● **MATERIAL SUPPLIED**
──────────────────────────────

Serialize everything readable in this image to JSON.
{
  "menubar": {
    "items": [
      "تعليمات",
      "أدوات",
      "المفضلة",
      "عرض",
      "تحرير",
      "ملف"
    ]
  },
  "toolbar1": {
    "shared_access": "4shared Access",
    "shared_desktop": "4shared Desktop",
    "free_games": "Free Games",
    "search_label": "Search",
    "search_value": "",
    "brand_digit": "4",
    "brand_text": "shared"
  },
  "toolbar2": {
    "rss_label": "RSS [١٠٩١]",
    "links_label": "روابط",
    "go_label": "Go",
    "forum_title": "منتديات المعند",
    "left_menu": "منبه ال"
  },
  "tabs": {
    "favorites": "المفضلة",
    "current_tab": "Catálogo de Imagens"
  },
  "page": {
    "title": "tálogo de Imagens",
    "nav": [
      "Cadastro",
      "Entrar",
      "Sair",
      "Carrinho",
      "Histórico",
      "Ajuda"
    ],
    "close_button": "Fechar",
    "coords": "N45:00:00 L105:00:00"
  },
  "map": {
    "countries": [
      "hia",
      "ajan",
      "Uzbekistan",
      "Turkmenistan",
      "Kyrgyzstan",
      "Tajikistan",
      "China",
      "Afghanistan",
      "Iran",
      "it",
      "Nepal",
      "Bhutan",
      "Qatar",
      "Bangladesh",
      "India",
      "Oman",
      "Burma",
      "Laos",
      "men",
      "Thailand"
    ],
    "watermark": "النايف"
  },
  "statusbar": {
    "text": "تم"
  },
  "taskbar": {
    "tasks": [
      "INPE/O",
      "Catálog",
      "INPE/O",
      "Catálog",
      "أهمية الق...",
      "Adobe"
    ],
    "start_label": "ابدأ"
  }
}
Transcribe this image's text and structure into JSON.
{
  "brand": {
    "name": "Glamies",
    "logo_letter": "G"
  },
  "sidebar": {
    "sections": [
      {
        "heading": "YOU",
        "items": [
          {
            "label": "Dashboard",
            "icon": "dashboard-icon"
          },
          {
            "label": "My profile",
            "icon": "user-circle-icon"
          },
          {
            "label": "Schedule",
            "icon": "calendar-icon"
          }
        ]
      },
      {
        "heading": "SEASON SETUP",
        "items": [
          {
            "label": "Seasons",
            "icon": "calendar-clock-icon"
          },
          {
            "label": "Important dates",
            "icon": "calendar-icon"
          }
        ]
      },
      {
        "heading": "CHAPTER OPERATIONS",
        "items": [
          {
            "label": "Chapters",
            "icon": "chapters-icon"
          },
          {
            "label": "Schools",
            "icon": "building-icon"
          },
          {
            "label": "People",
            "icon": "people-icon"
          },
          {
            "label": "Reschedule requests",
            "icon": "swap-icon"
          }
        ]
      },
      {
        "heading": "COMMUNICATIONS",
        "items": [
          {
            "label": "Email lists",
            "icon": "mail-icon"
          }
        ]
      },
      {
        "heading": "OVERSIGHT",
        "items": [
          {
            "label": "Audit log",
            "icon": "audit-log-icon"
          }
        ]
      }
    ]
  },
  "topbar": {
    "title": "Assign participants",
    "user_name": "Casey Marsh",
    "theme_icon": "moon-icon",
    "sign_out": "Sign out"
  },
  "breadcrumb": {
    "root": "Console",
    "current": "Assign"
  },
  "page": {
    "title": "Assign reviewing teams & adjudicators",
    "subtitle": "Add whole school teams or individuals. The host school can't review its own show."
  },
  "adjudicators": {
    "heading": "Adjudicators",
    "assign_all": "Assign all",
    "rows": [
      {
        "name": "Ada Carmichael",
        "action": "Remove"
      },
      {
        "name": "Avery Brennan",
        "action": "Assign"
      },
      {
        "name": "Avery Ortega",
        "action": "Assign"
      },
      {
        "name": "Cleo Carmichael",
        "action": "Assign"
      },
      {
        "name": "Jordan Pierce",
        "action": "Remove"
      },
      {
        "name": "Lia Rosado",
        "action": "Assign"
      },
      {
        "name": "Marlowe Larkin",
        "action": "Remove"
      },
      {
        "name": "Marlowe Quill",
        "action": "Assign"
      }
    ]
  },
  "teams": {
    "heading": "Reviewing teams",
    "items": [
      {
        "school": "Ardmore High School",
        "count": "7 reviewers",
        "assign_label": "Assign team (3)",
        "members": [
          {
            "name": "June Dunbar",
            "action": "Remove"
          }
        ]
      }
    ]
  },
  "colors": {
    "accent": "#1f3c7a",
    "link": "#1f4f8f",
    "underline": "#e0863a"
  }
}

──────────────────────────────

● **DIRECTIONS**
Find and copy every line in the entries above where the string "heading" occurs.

● **REPLY**
        "heading": "YOU",
        "heading": "SEASON SETUP",
        "heading": "CHAPTER OPERATIONS",
        "heading": "COMMUNICATIONS",
        "heading": "OVERSIGHT",
    "heading": "Adjudicators",
    "heading": "Reviewing teams",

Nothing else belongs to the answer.